Japan Chemical Trading Blog
It may be surprising to our readers from outside Japan, but recently, the whole of Japan has faced a butter shortage.
If you go to a supermarket in Japan, you often find butter is out of stock, or it is sold at a price considerably higher than before.
There are several direct reasons that led to this problem: the decrease in the number of dairy farmers due to the aging of dairy farmers and the lack of successors because it is difficult to secure profits in the dairy business, and the reduction of raw milk production due to last summer’s fierce heat that affected the health of dairy cattle in Hokkaido, i.e., the rampant of mastitis and the decrease in the number of pregnant cows caused by this disease.
However, it seems that the butter shortage will be alleviated soon because the Ministry of Agriculture, Forestry and Fisheries of Japan urgently imported 7,000 tons of butter in May 2014, and sold it to dairy manufacturers by the end of November.
Thus, the Christmas season butter demand is expected to be covered. Putting aside the discussion on the pros and cons for import regulations imposed on dairy products for the purpose of protection of national dairy farmers, the Ministry of Agriculture, Forestry and Fisheries, whose policy allowed the butter shortage problem to grow until it was actualized in the consumer market, should reflect upon the consequences.

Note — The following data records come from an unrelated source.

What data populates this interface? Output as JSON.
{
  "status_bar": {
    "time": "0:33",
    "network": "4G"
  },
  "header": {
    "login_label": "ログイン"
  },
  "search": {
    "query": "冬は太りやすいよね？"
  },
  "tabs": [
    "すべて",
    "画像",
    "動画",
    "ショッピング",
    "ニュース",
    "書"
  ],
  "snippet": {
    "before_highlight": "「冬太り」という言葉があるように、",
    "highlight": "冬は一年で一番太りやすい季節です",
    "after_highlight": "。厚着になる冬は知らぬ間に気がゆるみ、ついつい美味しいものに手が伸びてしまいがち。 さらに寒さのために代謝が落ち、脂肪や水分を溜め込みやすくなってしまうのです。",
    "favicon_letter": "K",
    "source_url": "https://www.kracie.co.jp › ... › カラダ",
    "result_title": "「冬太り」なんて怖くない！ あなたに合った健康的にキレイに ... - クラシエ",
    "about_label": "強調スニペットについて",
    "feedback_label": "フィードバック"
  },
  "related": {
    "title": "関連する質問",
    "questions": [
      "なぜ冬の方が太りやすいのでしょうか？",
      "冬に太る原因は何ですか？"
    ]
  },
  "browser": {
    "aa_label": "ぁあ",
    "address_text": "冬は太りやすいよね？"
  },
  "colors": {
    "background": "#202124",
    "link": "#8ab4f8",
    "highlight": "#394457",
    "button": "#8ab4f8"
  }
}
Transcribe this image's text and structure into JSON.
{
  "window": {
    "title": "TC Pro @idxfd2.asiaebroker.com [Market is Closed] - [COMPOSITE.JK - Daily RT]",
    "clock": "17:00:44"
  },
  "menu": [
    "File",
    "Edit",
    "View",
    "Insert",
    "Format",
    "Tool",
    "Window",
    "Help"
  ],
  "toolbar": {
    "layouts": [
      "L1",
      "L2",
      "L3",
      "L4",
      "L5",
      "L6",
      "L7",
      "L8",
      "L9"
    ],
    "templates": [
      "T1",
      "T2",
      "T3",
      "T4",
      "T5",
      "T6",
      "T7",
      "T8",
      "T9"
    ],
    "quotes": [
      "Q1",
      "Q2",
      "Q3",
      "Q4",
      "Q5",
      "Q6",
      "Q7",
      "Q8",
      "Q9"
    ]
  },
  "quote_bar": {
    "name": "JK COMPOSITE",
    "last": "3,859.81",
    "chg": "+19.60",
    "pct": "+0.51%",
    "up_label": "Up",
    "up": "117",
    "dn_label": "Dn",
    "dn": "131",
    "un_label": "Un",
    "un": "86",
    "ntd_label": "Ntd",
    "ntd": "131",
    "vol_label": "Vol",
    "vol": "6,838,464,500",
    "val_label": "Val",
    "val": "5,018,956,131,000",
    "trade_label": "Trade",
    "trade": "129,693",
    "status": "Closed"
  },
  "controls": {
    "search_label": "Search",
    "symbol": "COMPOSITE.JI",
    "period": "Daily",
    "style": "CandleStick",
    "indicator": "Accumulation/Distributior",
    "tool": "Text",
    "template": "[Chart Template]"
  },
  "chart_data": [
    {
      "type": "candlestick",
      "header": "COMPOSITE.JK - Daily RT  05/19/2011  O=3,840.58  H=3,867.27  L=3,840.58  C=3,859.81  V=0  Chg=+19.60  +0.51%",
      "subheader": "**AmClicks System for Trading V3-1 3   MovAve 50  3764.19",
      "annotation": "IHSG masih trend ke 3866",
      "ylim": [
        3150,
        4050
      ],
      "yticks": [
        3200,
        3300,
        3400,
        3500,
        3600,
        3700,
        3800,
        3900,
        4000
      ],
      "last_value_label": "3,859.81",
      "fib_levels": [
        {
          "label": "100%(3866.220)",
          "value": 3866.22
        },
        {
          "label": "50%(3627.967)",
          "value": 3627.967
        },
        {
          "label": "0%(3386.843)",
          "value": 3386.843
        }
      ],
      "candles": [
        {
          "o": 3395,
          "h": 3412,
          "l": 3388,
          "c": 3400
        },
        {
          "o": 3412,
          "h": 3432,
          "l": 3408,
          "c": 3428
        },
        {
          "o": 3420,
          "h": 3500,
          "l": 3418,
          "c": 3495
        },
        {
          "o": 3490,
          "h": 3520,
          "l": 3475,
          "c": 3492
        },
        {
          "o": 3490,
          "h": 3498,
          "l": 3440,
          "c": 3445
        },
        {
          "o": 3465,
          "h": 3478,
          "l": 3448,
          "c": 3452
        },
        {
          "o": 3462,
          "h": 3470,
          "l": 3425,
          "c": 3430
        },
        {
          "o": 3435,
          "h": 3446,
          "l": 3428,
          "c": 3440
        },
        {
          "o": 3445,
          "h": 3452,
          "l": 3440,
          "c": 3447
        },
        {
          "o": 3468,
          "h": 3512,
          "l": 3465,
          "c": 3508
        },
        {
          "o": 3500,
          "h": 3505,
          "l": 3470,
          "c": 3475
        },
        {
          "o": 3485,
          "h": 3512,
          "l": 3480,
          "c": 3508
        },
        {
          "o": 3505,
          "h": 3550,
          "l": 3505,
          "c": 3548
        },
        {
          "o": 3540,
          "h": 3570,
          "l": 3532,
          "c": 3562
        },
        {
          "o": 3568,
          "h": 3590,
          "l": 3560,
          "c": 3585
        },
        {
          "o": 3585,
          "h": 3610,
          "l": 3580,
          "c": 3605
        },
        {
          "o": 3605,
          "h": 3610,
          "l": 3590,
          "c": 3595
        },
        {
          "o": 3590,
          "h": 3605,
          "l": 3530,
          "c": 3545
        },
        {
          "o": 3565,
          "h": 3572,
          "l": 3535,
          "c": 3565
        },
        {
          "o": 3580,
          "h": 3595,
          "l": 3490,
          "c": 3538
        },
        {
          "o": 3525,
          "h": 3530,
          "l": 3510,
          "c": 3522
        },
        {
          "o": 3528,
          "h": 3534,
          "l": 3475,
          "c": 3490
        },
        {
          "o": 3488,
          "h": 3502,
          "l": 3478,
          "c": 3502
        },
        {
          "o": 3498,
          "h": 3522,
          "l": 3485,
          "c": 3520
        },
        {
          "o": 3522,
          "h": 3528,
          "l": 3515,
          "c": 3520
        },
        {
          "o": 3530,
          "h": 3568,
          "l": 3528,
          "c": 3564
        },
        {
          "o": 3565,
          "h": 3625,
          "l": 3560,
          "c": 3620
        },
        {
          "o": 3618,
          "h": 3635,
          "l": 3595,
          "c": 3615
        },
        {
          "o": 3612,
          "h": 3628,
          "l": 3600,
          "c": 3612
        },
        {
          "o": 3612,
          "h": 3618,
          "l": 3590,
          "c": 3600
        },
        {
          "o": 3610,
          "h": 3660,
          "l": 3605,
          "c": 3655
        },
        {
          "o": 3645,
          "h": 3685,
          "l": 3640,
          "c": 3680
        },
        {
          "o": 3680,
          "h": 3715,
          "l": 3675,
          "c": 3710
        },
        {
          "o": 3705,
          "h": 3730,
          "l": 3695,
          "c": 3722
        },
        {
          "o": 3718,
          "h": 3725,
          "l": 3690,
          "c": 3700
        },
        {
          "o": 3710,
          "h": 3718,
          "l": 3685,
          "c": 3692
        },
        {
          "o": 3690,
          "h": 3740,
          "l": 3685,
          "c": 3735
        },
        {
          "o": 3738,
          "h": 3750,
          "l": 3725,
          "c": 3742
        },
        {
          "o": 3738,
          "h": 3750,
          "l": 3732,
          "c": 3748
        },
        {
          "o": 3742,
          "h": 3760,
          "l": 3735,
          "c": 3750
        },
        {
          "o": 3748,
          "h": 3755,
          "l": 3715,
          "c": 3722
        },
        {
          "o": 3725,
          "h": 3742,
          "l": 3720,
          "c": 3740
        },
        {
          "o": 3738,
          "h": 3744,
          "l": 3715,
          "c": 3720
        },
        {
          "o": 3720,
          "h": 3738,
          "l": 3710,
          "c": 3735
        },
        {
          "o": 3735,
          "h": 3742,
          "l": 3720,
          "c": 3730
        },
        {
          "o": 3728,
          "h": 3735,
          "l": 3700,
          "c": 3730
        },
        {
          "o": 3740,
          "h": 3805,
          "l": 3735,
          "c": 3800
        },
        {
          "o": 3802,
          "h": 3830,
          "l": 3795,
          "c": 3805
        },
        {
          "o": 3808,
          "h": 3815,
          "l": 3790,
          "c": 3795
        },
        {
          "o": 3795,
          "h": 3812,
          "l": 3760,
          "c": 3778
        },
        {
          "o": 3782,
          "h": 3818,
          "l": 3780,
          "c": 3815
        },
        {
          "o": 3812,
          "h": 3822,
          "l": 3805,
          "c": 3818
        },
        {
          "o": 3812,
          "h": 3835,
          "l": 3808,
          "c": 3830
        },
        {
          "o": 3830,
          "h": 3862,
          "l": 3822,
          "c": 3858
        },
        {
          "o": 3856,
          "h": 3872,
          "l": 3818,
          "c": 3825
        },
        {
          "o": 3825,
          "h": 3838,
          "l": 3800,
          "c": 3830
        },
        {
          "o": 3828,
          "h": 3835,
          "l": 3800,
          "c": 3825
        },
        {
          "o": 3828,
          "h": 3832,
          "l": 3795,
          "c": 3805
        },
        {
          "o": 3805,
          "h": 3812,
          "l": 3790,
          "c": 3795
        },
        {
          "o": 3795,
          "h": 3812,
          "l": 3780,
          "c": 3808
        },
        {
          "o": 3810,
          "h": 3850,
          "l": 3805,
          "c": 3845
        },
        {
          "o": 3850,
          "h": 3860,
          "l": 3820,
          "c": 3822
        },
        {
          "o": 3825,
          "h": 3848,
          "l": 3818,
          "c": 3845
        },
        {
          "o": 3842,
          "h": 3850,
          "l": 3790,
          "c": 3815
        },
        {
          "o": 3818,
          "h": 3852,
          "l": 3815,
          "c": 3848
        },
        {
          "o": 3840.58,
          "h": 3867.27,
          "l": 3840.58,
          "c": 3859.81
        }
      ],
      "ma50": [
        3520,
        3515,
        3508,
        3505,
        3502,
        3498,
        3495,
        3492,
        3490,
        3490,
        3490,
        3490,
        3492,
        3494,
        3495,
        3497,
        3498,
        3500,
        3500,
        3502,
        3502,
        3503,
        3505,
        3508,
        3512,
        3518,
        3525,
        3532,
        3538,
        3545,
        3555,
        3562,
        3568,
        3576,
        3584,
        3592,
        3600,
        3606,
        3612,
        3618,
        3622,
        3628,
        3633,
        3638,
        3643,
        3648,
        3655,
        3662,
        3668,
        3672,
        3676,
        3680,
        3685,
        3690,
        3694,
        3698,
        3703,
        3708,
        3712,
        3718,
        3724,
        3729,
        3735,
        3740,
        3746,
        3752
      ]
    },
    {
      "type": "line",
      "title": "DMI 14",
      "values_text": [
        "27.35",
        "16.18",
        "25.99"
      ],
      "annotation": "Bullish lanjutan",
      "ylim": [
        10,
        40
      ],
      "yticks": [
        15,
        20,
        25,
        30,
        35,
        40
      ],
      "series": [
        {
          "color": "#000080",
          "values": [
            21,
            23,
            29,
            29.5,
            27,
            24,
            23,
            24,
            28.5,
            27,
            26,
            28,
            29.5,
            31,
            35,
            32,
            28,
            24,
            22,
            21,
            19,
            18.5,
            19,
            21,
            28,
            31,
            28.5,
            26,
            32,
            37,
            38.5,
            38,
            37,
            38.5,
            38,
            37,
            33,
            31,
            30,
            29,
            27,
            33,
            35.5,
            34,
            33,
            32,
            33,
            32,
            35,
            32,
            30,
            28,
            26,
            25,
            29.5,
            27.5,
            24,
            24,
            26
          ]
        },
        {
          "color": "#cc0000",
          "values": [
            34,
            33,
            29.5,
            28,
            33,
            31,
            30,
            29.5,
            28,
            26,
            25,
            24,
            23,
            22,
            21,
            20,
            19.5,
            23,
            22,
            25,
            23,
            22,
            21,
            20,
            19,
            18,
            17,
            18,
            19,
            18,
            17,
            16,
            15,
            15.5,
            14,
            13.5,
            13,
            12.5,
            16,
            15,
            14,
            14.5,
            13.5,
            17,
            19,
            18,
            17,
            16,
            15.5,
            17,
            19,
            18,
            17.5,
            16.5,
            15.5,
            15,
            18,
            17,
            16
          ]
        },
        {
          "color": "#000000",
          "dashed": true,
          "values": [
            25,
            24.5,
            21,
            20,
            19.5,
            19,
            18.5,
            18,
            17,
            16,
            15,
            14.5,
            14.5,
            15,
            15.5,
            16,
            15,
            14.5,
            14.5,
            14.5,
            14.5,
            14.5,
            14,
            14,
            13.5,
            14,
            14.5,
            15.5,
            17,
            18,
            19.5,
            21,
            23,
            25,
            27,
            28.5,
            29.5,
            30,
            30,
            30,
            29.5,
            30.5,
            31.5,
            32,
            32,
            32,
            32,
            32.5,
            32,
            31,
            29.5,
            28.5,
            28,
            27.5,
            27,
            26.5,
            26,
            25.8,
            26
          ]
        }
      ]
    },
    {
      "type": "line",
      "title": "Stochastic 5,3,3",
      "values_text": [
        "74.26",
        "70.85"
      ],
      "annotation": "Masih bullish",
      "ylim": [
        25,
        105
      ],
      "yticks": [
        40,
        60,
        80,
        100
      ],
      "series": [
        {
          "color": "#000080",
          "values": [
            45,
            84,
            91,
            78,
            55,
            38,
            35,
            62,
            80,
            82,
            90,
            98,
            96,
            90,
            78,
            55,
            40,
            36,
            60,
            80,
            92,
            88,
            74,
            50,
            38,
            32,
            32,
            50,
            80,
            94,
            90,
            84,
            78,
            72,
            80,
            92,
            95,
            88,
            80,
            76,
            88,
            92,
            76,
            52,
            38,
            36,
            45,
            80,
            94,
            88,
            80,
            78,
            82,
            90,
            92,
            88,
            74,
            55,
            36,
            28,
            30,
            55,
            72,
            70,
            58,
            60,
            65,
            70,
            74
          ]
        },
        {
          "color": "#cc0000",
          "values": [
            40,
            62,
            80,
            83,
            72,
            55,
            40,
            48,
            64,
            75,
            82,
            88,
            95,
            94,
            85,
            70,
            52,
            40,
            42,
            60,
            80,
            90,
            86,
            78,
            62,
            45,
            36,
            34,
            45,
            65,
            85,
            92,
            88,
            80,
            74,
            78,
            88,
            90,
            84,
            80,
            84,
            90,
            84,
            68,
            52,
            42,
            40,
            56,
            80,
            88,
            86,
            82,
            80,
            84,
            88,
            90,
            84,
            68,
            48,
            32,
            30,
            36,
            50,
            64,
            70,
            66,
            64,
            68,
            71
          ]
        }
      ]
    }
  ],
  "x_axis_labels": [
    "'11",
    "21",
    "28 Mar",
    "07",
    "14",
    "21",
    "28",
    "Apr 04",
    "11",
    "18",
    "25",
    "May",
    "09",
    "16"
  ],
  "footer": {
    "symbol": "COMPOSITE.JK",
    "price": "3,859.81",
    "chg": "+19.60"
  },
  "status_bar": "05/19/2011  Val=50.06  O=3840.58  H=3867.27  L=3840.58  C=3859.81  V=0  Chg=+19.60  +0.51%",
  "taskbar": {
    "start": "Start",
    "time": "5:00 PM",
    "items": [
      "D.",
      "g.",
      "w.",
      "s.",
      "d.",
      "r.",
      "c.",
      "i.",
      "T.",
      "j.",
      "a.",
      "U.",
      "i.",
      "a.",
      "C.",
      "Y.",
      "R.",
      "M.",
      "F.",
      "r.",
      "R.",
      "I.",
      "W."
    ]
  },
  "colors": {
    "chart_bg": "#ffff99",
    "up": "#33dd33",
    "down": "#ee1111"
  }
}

In Japan, an administrative agency under the jurisdiction of the Ministry of Agriculture, Forestry and Fisheries exclusively imports butter.